The task → No pictures should appear in the copy; otherwise retype the entries exactly.

Exercise material →
══════════════════════════════

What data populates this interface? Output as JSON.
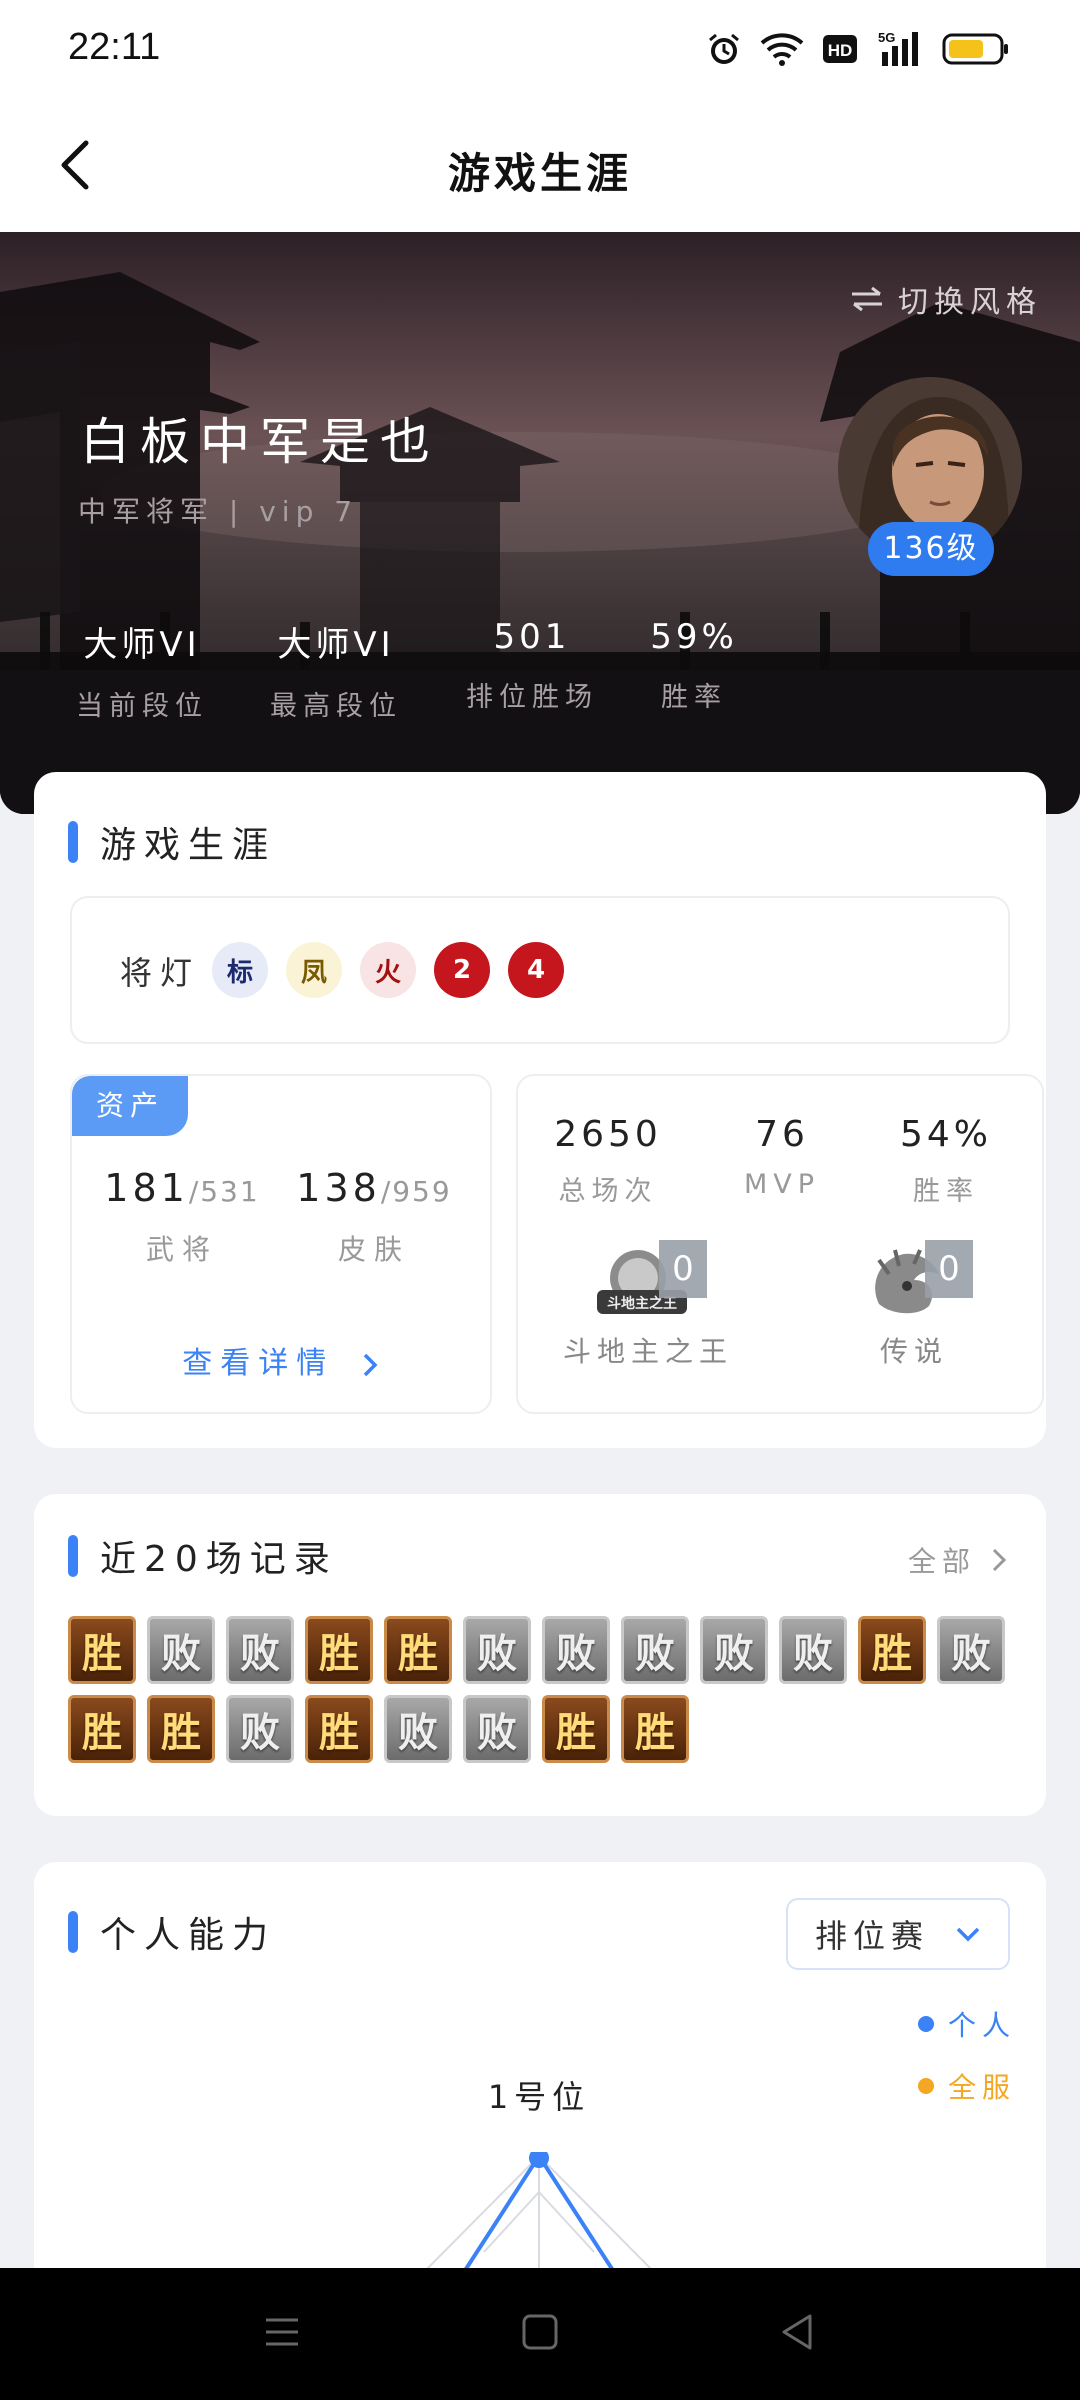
{
  "status_bar": {
    "time": "22:11",
    "icons": [
      "alarm-icon",
      "wifi-icon",
      "hd-icon",
      "5g-signal-icon",
      "battery-icon"
    ]
  },
  "header": {
    "title": "游戏生涯",
    "back_icon": "chevron-left-icon"
  },
  "hero": {
    "switch_label": "切换风格",
    "nickname": "白板中军是也",
    "subtitle": "中军将军 | vip 7",
    "level": "136级",
    "stats": [
      {
        "value": "大师VI",
        "label": "当前段位"
      },
      {
        "value": "大师VI",
        "label": "最高段位"
      },
      {
        "value": "501",
        "label": "排位胜场"
      },
      {
        "value": "59%",
        "label": "胜率"
      }
    ]
  },
  "career": {
    "title": "游戏生涯",
    "lamps_label": "将灯",
    "lamps": [
      {
        "char": "标",
        "color": "#1c2a6e",
        "bg": "#e7ebf8"
      },
      {
        "char": "凤",
        "color": "#7a5a00",
        "bg": "#faf3d6"
      },
      {
        "char": "火",
        "color": "#a31010",
        "bg": "#f8e4e4"
      },
      {
        "char": "2",
        "color": "#ffffff",
        "bg": "#c4161c"
      },
      {
        "char": "4",
        "color": "#ffffff",
        "bg": "#c4161c"
      }
    ],
    "assets": {
      "tag": "资产",
      "generals": {
        "owned": "181",
        "total": "/531",
        "label": "武将"
      },
      "skins": {
        "owned": "138",
        "total": "/959",
        "label": "皮肤"
      },
      "detail_label": "查看详情"
    },
    "totals": [
      {
        "value": "2650",
        "label": "总场次"
      },
      {
        "value": "76",
        "label": "MVP"
      },
      {
        "value": "54%",
        "label": "胜率"
      }
    ],
    "badges": [
      {
        "label": "斗地主之王",
        "count": "0",
        "art_text": "斗地主之王"
      },
      {
        "label": "传说",
        "count": "0"
      }
    ]
  },
  "records": {
    "title": "近20场记录",
    "all_label": "全部",
    "results": [
      "胜",
      "败",
      "败",
      "胜",
      "胜",
      "败",
      "败",
      "败",
      "败",
      "败",
      "胜",
      "败",
      "胜",
      "胜",
      "败",
      "胜",
      "败",
      "败",
      "胜",
      "胜"
    ]
  },
  "ability": {
    "title": "个人能力",
    "mode": "排位赛",
    "legend": [
      {
        "label": "个人",
        "color": "#3a82f6"
      },
      {
        "label": "全服",
        "color": "#f5a623"
      }
    ],
    "position_label": "1号位"
  }
}
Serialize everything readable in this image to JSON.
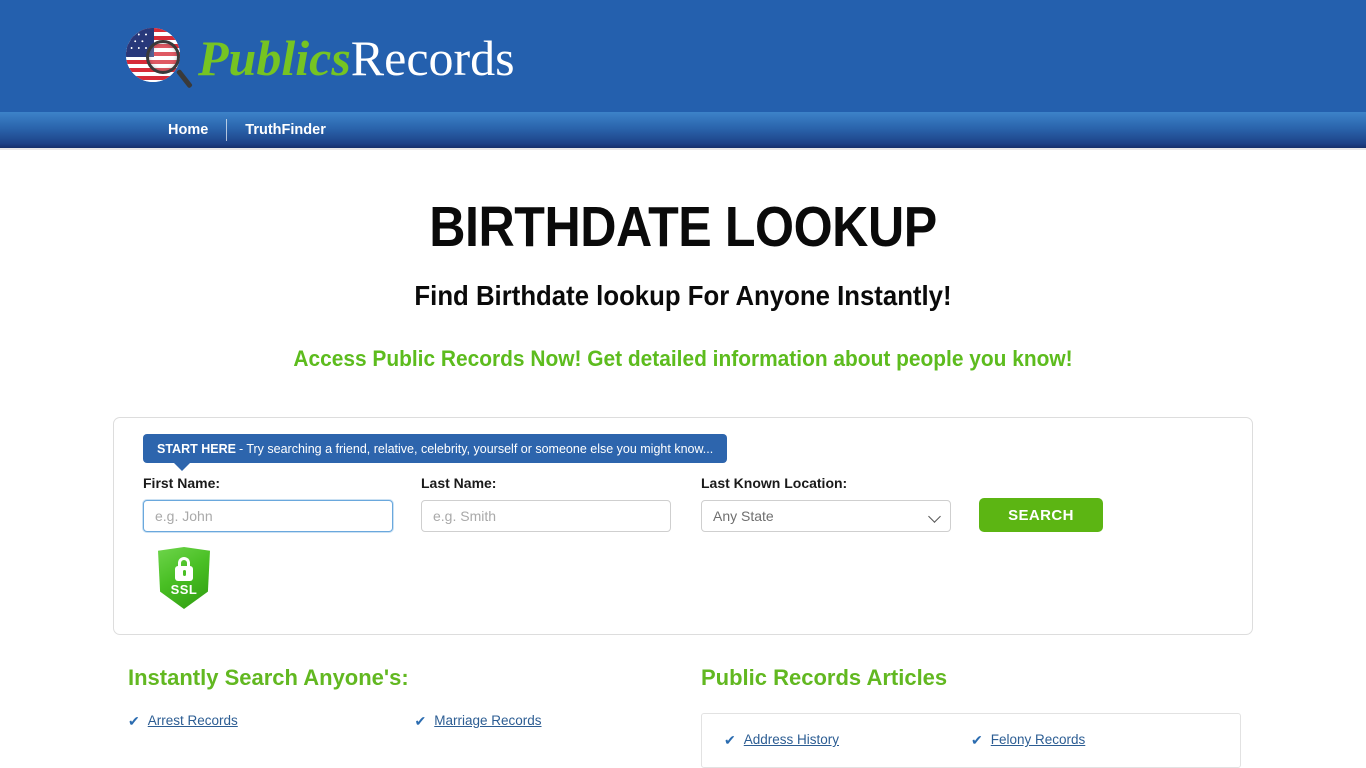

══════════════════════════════

Response area →
What data populates this interface? Output as JSON.
{
  "status_bar": {
    "time": "22:11",
    "icons": [
      "alarm-icon",
      "wifi-icon",
      "hd-icon",
      "5g-signal-icon",
      "battery-icon"
    ]
  },
  "header": {
    "title": "游戏生涯",
    "back_icon": "chevron-left-icon"
  },
  "hero": {
    "switch_label": "切换风格",
    "nickname": "白板中军是也",
    "subtitle": "中军将军 | vip 7",
    "level": "136级",
    "stats": [
      {
        "value": "大师VI",
        "label": "当前段位"
      },
      {
        "value": "大师VI",
        "label": "最高段位"
      },
      {
        "value": "501",
        "label": "排位胜场"
      },
      {
        "value": "59%",
        "label": "胜率"
      }
    ]
  },
  "career": {
    "title": "游戏生涯",
    "lamps_label": "将灯",
    "lamps": [
      {
        "char": "标",
        "color": "#1c2a6e",
        "bg": "#e7ebf8"
      },
      {
        "char": "凤",
        "color": "#7a5a00",
        "bg": "#faf3d6"
      },
      {
        "char": "火",
        "color": "#a31010",
        "bg": "#f8e4e4"
      },
      {
        "char": "2",
        "color": "#ffffff",
        "bg": "#c4161c"
      },
      {
        "char": "4",
        "color": "#ffffff",
        "bg": "#c4161c"
      }
    ],
    "assets": {
      "tag": "资产",
      "generals": {
        "owned": "181",
        "total": "/531",
        "label": "武将"
      },
      "skins": {
        "owned": "138",
        "total": "/959",
        "label": "皮肤"
      },
      "detail_label": "查看详情"
    },
    "totals": [
      {
        "value": "2650",
        "label": "总场次"
      },
      {
        "value": "76",
        "label": "MVP"
      },
      {
        "value": "54%",
        "label": "胜率"
      }
    ],
    "badges": [
      {
        "label": "斗地主之王",
        "count": "0",
        "art_text": "斗地主之王"
      },
      {
        "label": "传说",
        "count": "0"
      }
    ]
  },
  "records": {
    "title": "近20场记录",
    "all_label": "全部",
    "results": [
      "胜",
      "败",
      "败",
      "胜",
      "胜",
      "败",
      "败",
      "败",
      "败",
      "败",
      "胜",
      "败",
      "胜",
      "胜",
      "败",
      "胜",
      "败",
      "败",
      "胜",
      "胜"
    ]
  },
  "ability": {
    "title": "个人能力",
    "mode": "排位赛",
    "legend": [
      {
        "label": "个人",
        "color": "#3a82f6"
      },
      {
        "label": "全服",
        "color": "#f5a623"
      }
    ],
    "position_label": "1号位"
  }
}
Serialize everything readable in this image to JSON.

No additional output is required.